A reader sent this in – anyone else with feedback / experience?

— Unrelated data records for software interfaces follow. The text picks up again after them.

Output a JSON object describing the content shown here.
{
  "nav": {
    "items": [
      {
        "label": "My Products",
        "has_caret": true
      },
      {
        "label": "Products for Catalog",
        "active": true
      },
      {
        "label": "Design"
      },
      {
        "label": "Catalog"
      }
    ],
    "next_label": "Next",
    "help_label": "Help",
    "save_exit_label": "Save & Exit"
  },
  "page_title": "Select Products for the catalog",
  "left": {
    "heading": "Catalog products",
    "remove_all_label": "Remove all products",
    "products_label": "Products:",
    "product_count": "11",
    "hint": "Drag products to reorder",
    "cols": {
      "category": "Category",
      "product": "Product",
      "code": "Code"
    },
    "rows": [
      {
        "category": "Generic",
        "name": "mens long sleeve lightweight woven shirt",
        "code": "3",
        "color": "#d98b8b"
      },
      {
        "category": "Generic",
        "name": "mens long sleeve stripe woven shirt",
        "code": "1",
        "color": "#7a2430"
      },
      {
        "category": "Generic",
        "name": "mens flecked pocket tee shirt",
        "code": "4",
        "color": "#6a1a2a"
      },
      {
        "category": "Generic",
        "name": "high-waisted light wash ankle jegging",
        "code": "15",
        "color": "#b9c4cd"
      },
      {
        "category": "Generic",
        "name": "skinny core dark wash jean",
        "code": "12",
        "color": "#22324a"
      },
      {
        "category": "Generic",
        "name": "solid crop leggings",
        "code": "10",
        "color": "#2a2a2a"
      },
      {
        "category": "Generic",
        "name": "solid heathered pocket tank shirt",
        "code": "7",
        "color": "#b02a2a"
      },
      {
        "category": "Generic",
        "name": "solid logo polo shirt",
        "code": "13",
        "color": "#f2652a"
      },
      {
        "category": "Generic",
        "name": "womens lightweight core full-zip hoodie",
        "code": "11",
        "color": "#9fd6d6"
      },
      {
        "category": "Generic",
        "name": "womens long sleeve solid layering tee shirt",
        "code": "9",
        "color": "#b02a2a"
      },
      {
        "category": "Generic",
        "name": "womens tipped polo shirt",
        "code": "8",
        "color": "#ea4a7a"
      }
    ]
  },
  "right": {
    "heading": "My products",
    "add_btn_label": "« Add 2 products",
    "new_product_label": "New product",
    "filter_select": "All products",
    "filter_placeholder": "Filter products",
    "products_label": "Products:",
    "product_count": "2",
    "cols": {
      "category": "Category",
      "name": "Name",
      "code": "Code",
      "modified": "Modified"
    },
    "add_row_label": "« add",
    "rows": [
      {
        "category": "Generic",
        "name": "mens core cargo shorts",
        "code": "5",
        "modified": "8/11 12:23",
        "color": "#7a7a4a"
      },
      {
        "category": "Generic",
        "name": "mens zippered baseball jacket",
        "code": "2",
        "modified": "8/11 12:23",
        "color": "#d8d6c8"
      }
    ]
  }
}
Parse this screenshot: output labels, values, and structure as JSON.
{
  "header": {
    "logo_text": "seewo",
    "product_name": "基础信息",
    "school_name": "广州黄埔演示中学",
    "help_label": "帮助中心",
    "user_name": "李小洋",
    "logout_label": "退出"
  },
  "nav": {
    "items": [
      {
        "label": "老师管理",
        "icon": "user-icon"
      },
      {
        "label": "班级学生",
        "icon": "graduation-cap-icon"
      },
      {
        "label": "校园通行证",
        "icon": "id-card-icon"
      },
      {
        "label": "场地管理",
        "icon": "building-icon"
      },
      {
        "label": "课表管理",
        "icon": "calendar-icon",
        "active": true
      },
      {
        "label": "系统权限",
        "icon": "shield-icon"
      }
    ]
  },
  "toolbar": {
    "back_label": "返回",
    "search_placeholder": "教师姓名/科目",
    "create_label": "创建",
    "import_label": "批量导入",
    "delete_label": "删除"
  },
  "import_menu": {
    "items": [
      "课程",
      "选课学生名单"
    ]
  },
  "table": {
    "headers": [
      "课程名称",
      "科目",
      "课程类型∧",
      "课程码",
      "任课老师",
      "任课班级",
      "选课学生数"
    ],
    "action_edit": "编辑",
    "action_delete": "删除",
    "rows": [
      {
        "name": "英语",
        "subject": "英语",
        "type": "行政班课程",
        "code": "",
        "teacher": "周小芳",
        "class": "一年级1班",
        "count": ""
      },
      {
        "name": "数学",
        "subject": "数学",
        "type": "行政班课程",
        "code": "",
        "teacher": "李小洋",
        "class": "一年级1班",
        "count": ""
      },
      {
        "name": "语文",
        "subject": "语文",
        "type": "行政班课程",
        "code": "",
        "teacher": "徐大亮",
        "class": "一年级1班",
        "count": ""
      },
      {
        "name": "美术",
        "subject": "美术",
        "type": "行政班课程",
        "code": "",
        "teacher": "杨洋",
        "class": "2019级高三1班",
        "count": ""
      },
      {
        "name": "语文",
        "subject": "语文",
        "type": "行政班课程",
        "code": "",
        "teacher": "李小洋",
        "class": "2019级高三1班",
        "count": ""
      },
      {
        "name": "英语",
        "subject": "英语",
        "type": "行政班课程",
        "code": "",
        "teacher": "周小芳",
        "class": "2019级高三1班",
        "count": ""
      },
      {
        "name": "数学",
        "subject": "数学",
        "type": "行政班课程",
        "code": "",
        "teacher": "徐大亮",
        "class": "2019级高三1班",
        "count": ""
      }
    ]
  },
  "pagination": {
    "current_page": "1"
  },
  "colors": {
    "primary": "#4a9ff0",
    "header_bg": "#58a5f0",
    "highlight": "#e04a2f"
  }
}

Bruce Lurie Gallery in Los Angeles — To make a long story short, Bruce and his twin brother expressed interest in my work. A few months later, Bruce called me to say he’d like to present my work in his booth at the Southampton Art Fair on Long Island. However, I’d have to ship my work to the fair, be responsible for shipping it back to me if it didn’t sell AND pay him a $1,000 “booth fee.” And the commission on work sold would still be 50%. This sounded irregular to me, so I contacted a successful gallery owner friend who does a lot of business at art fairs around the country and asked her what she thought. She was adamant that it was one thing for me to ship the work to him, but transporting it to and from the fair should be the gallery’s responsibility and that she’d never, ever, charge an artist a “booth fee.” “It’s our job to cover the overhead,” she said. She added that she didn’t have a high opinion of the Southampton Art Fair anyway — there was another one on Long Island that was better funded and organized and had a better clientele. When I called Bruce and politely told him I’d be willing to participate but not if I had to pay for shipping to and from the fair or a portion of the booth fee, he suddenly transformed from the friendly, ingratiating guy he’d been toward me to curt irritation. Suffice to say, I felt glad that I had not gotten further involved with him.
A reader sent this in, any other feedback / experience?
Venus Studios LLC and Art Supply, Palm Desert, CA
They sold thousands of dollars of my work and did not pay my commission. I took them to court and won in full but they still did not pay a cent. Back to court, agreed on monthly payment plan, paid for 5 months, then stopped. Still owe me thousands. Treated me so badly, bullied and threatened.
This gallery was run by Scott Shane of Woodland Hills, CA. It was first called the Visual Arts Gallery and then changed its name to Totally Artistic, Inc. Scott (aka Shane) had a contract drawn up that each artist who paid for a membership, were required to donate a piece of their art to the organization so that Shane could use it to represent them and market their art. When the organization went under about 4 years later, Shane kept all of the art work and never returned it to the artists. He used it to decorate his home in Big Bear and his place in Woodland Hills. Unfortunately, many of the artists were never informed of this and are only now finding out that their work was stolen and the statute of limitations has expired.